[EXERCISE PROMPT]: The required result is a copy of each line below in which "IEEE" appears.

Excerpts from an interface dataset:
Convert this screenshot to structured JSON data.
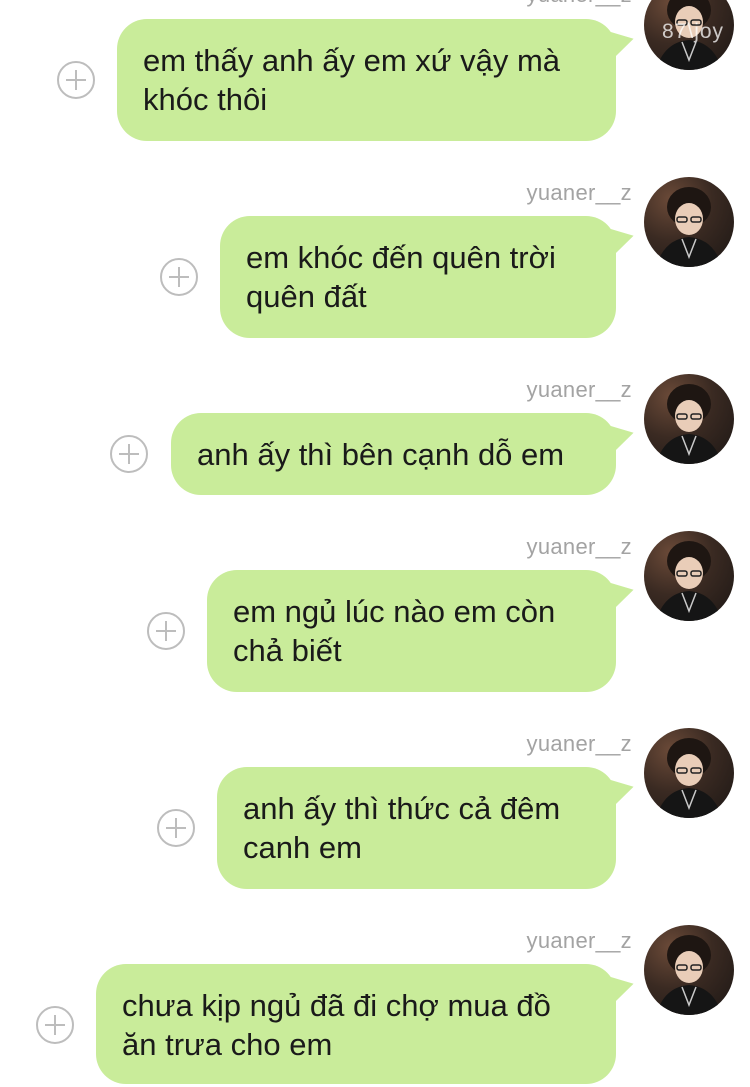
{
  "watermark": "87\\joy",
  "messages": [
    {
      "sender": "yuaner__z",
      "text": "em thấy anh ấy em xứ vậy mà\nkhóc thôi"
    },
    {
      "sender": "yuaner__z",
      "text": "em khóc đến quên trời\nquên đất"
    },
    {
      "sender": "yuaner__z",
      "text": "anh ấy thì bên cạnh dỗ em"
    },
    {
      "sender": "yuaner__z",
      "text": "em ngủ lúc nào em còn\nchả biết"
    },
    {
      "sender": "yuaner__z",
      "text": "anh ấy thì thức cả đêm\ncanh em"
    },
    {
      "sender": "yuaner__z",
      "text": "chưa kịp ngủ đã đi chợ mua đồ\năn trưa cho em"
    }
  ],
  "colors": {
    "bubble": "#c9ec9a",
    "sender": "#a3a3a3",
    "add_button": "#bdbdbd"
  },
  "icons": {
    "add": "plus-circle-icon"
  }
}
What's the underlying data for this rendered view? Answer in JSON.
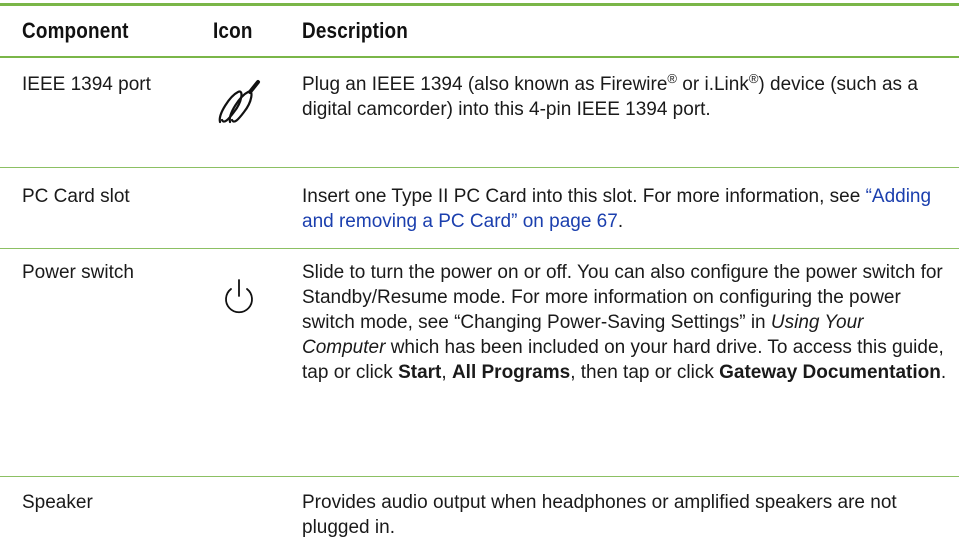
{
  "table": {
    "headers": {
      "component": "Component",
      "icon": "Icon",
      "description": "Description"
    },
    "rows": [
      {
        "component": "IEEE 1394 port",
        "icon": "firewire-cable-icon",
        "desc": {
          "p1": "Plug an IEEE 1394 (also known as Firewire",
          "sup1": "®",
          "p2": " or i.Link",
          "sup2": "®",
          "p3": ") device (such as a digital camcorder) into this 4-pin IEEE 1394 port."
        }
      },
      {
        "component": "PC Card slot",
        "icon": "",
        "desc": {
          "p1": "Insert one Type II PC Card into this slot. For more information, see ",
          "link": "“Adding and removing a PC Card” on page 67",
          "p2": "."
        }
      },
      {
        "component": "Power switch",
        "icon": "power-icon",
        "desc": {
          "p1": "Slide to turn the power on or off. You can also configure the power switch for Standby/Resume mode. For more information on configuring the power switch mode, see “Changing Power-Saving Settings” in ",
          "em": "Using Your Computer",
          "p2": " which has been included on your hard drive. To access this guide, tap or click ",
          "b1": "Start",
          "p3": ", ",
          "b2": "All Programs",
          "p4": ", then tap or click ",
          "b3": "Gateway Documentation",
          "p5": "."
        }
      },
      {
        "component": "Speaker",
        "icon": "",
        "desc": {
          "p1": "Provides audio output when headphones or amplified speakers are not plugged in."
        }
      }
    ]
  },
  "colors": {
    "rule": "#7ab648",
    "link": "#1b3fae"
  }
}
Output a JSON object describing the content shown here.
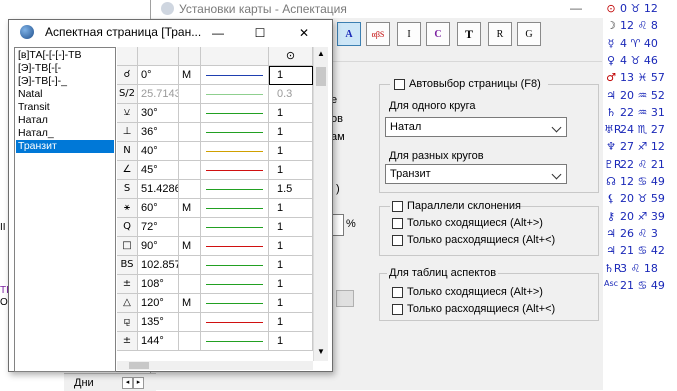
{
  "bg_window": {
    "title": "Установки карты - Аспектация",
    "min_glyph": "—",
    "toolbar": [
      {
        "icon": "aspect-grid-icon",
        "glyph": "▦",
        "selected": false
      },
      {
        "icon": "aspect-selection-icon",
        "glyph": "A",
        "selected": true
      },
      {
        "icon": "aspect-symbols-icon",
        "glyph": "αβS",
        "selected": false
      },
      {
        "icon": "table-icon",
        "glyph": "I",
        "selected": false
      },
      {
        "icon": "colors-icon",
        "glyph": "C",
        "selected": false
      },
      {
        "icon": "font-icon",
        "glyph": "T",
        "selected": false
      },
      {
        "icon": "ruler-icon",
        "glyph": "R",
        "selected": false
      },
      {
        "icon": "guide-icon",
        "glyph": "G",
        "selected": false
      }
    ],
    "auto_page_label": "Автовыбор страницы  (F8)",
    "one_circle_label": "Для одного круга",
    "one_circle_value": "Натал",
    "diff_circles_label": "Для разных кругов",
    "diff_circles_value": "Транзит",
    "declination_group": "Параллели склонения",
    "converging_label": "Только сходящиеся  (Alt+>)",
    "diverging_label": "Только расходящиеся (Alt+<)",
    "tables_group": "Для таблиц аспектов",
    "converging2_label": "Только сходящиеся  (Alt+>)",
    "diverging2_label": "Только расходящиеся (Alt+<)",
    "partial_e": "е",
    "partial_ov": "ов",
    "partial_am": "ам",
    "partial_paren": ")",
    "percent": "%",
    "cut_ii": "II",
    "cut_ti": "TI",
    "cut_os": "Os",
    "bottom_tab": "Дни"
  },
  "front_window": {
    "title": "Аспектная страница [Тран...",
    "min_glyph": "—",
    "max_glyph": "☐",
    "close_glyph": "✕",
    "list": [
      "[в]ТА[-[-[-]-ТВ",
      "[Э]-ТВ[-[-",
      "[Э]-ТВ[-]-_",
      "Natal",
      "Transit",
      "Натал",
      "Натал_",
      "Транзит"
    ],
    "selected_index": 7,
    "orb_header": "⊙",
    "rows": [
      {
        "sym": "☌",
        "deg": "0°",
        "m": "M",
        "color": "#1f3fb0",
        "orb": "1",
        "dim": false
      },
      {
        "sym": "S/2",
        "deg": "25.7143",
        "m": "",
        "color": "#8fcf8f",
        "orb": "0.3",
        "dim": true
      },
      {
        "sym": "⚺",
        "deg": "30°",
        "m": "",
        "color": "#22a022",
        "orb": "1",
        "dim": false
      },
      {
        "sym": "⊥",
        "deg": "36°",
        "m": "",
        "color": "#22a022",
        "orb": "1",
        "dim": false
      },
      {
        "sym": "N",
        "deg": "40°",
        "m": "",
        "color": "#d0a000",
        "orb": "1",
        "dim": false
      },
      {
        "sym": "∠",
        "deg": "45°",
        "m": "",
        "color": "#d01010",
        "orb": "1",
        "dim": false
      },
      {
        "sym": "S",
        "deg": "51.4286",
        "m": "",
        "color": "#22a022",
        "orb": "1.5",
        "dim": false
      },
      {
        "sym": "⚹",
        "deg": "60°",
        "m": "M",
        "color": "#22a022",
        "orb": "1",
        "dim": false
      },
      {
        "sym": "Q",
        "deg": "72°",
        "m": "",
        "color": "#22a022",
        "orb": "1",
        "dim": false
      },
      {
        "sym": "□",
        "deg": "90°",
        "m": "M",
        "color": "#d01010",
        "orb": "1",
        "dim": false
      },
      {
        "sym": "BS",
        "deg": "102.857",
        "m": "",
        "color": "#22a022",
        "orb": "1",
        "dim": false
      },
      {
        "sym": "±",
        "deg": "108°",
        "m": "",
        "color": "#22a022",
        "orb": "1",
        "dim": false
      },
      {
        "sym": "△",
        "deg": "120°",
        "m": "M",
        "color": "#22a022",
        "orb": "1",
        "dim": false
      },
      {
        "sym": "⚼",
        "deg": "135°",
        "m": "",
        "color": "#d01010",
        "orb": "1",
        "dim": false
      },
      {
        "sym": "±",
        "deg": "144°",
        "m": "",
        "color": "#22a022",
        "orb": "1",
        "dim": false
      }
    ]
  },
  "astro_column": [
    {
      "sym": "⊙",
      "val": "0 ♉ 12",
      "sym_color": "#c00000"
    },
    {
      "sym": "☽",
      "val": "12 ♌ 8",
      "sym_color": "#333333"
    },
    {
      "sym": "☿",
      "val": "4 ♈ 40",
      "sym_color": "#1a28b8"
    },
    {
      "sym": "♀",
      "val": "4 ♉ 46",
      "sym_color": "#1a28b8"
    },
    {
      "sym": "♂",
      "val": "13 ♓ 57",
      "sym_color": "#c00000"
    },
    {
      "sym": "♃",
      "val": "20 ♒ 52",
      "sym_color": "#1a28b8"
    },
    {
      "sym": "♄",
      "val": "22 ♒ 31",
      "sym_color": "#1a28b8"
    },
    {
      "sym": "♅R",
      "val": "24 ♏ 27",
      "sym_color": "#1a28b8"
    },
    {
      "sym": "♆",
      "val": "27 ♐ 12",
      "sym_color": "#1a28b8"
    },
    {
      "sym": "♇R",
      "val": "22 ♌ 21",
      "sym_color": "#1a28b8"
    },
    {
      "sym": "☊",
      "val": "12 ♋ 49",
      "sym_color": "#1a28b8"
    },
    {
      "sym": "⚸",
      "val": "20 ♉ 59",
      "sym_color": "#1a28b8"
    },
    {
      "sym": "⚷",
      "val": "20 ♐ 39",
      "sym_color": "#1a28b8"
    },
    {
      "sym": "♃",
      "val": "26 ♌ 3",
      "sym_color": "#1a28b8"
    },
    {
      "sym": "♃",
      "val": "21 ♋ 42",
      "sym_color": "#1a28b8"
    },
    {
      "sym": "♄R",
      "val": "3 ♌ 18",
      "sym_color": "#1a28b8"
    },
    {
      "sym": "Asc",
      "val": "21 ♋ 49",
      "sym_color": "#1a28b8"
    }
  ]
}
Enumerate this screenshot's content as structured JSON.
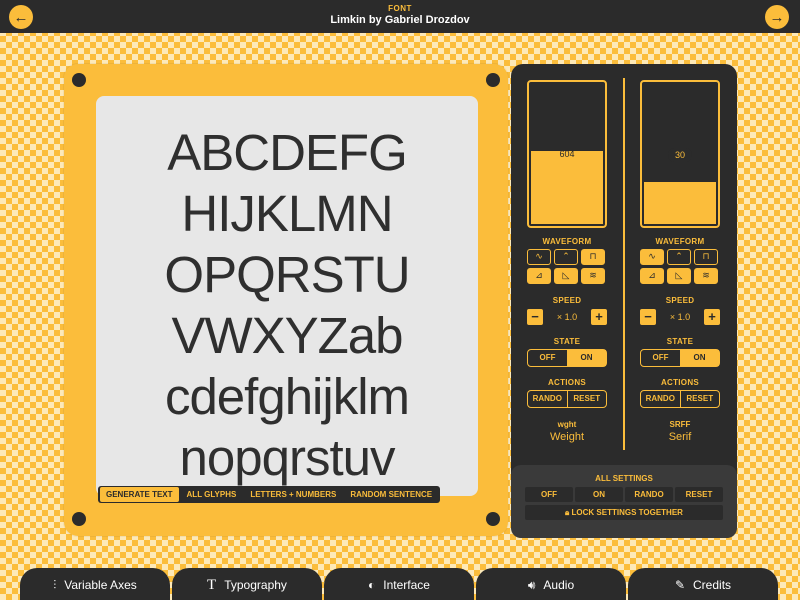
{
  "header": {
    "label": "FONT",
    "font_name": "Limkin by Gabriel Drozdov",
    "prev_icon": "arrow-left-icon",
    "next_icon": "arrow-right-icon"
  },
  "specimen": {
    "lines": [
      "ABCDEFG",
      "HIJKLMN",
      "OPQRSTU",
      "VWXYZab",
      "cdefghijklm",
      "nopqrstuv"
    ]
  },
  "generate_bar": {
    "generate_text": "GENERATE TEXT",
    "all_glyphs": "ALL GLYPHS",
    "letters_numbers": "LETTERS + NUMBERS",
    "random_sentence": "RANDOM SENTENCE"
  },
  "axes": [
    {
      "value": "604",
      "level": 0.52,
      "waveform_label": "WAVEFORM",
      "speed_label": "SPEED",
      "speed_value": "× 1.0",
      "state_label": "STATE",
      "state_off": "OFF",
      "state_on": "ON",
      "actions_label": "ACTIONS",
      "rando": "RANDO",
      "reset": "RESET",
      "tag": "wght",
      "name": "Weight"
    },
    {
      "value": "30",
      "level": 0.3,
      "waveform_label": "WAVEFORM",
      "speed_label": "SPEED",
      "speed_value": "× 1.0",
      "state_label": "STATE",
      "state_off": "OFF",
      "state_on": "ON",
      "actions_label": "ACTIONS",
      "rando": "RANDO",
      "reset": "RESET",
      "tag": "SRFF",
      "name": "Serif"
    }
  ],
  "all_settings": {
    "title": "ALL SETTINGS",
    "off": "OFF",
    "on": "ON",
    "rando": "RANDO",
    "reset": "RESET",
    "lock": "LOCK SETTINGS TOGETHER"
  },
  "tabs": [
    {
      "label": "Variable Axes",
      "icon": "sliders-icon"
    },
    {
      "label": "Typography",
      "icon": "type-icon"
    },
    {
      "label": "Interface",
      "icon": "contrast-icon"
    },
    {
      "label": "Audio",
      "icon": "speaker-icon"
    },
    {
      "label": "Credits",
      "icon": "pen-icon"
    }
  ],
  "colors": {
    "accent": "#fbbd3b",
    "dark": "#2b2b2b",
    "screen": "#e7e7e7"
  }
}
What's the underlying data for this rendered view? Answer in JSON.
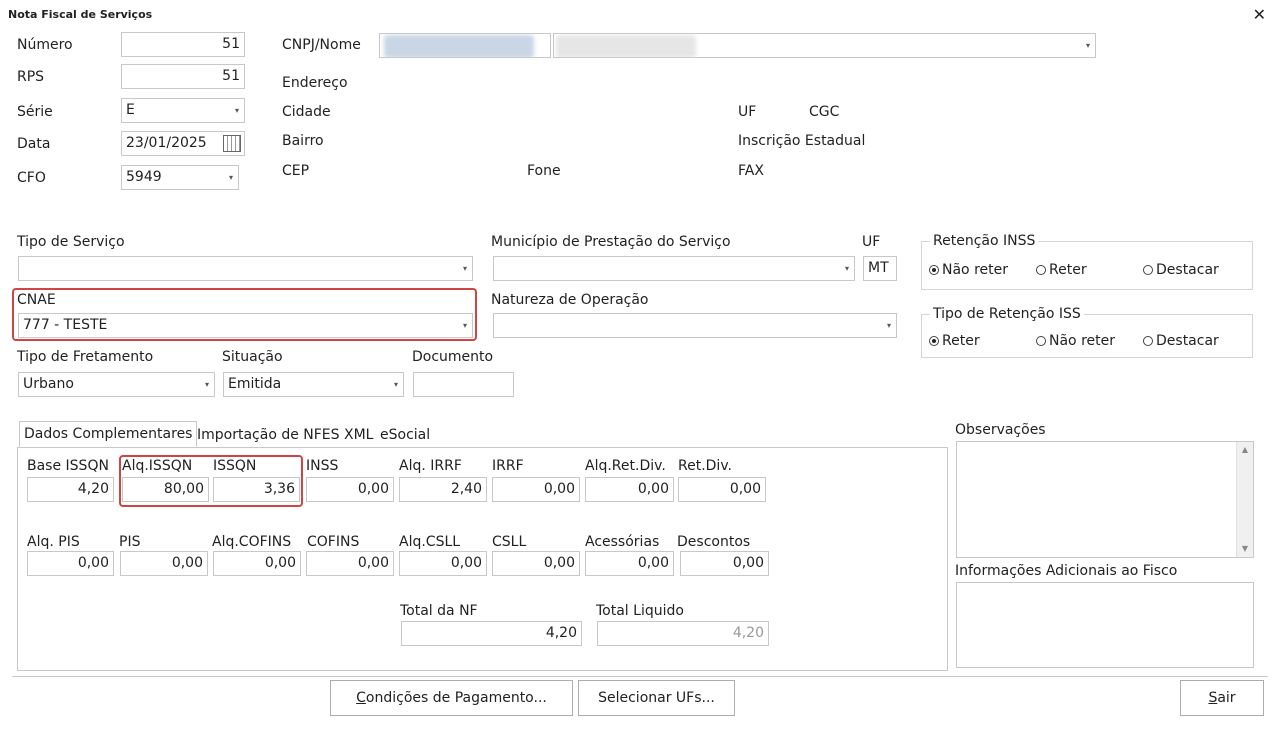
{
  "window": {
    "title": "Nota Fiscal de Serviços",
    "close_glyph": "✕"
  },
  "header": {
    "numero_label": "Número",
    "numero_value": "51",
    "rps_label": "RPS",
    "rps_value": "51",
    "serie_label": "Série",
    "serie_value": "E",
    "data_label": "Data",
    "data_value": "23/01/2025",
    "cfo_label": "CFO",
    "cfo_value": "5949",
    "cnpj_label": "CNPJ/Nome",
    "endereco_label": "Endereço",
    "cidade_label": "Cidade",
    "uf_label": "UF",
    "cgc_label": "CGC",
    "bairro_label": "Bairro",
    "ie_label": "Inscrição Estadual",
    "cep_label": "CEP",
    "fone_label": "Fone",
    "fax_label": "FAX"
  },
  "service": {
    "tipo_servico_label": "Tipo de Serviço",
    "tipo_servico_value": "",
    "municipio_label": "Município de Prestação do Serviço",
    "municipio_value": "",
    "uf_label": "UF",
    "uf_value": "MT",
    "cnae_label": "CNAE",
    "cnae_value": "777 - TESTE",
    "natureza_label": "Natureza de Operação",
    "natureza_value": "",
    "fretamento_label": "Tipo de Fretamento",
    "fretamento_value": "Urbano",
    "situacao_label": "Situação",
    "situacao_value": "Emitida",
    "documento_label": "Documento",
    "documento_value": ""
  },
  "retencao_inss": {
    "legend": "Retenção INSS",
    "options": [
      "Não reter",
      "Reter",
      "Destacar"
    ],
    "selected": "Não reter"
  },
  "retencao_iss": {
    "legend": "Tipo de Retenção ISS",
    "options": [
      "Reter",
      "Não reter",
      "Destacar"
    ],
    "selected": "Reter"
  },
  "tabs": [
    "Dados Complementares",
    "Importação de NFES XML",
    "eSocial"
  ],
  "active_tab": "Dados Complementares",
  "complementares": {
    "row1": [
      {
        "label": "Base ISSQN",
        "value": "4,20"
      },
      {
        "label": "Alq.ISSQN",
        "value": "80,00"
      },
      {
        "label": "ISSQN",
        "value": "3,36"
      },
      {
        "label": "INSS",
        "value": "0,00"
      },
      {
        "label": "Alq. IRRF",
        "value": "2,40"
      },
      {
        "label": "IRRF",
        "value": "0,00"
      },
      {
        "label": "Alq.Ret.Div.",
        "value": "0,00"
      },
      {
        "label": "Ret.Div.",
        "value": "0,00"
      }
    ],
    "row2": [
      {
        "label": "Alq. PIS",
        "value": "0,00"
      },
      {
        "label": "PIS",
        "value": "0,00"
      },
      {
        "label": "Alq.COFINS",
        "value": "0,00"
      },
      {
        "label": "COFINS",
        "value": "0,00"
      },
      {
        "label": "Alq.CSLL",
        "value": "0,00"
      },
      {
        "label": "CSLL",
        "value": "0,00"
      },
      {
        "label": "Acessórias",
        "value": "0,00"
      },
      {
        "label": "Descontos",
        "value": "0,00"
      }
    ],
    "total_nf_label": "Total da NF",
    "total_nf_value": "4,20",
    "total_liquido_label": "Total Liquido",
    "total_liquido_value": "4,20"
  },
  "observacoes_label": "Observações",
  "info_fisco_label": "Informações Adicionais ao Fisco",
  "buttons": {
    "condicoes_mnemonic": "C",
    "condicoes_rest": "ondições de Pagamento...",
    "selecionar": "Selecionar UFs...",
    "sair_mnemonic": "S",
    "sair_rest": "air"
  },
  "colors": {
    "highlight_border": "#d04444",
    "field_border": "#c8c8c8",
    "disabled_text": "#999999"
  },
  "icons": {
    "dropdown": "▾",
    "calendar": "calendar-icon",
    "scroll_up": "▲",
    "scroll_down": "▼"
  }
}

[WRITTEN RESPONSE]:
        "component": "IEEE 1394 port",
          "p1": "Plug an IEEE 1394 (also known as Firewire",
          "p3": ") device (such as a digital camcorder) into this 4-pin IEEE 1394 port."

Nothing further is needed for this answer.